## The task
Make an exact copy of the entries, and keep any pictures out of it.

## Dataset content

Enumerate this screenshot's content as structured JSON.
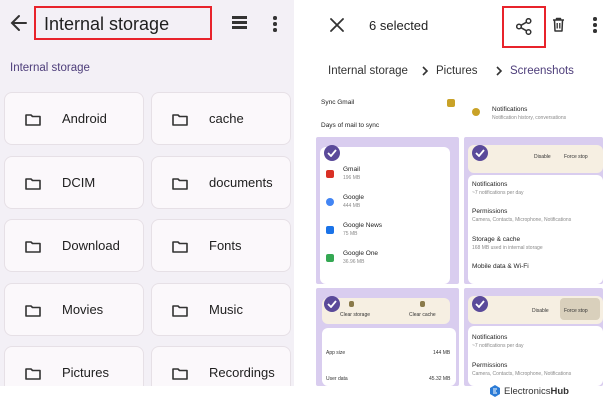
{
  "left": {
    "title": "Internal storage",
    "breadcrumb": "Internal storage",
    "folders": [
      "Android",
      "cache",
      "DCIM",
      "documents",
      "Download",
      "Fonts",
      "Movies",
      "Music",
      "Pictures",
      "Recordings"
    ]
  },
  "right": {
    "selected_count_label": "6 selected",
    "breadcrumbs": [
      "Internal storage",
      "Pictures",
      "Screenshots"
    ],
    "shots": {
      "s1": {
        "row1": "Sync Gmail",
        "row2": "Days of mail to sync"
      },
      "s2": {
        "title": "Notifications",
        "sub": "Notification history, conversations"
      },
      "s3": {
        "apps": [
          {
            "name": "Gmail",
            "size": "196 MB"
          },
          {
            "name": "Google",
            "size": "444 MB"
          },
          {
            "name": "Google News",
            "size": "75 MB"
          },
          {
            "name": "Google One",
            "size": "36.96 MB"
          }
        ]
      },
      "s4": {
        "btn1": "Disable",
        "btn2": "Force stop",
        "items": [
          {
            "title": "Notifications",
            "sub": "~7 notifications per day"
          },
          {
            "title": "Permissions",
            "sub": "Camera, Contacts, Microphone, Notifications"
          },
          {
            "title": "Storage & cache",
            "sub": "168 MB used in internal storage"
          },
          {
            "title": "Mobile data & Wi-Fi",
            "sub": ""
          }
        ]
      },
      "s5": {
        "btn1": "Clear storage",
        "btn2": "Clear cache",
        "row1_label": "App size",
        "row1_value": "144 MB",
        "row2_label": "User data",
        "row2_value": "45.32 MB"
      },
      "s6": {
        "btn1": "Disable",
        "btn2": "Force stop",
        "items": [
          {
            "title": "Notifications",
            "sub": "~7 notifications per day"
          },
          {
            "title": "Permissions",
            "sub": "Camera, Contacts, Microphone, Notifications"
          }
        ]
      }
    }
  },
  "watermark": {
    "brand_a": "Electronics",
    "brand_b": "Hub"
  },
  "colors": {
    "highlight": "#e8232b",
    "accent": "#5a4a9a",
    "panel_bg": "#f3f0f6"
  }
}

## Completed exercise
Enumerate this screenshot's content as structured JSON.
{
  "left": {
    "title": "Internal storage",
    "breadcrumb": "Internal storage",
    "folders": [
      "Android",
      "cache",
      "DCIM",
      "documents",
      "Download",
      "Fonts",
      "Movies",
      "Music",
      "Pictures",
      "Recordings"
    ]
  },
  "right": {
    "selected_count_label": "6 selected",
    "breadcrumbs": [
      "Internal storage",
      "Pictures",
      "Screenshots"
    ],
    "shots": {
      "s1": {
        "row1": "Sync Gmail",
        "row2": "Days of mail to sync"
      },
      "s2": {
        "title": "Notifications",
        "sub": "Notification history, conversations"
      },
      "s3": {
        "apps": [
          {
            "name": "Gmail",
            "size": "196 MB"
          },
          {
            "name": "Google",
            "size": "444 MB"
          },
          {
            "name": "Google News",
            "size": "75 MB"
          },
          {
            "name": "Google One",
            "size": "36.96 MB"
          }
        ]
      },
      "s4": {
        "btn1": "Disable",
        "btn2": "Force stop",
        "items": [
          {
            "title": "Notifications",
            "sub": "~7 notifications per day"
          },
          {
            "title": "Permissions",
            "sub": "Camera, Contacts, Microphone, Notifications"
          },
          {
            "title": "Storage & cache",
            "sub": "168 MB used in internal storage"
          },
          {
            "title": "Mobile data & Wi-Fi",
            "sub": ""
          }
        ]
      },
      "s5": {
        "btn1": "Clear storage",
        "btn2": "Clear cache",
        "row1_label": "App size",
        "row1_value": "144 MB",
        "row2_label": "User data",
        "row2_value": "45.32 MB"
      },
      "s6": {
        "btn1": "Disable",
        "btn2": "Force stop",
        "items": [
          {
            "title": "Notifications",
            "sub": "~7 notifications per day"
          },
          {
            "title": "Permissions",
            "sub": "Camera, Contacts, Microphone, Notifications"
          }
        ]
      }
    }
  },
  "watermark": {
    "brand_a": "Electronics",
    "brand_b": "Hub"
  },
  "colors": {
    "highlight": "#e8232b",
    "accent": "#5a4a9a",
    "panel_bg": "#f3f0f6"
  }
}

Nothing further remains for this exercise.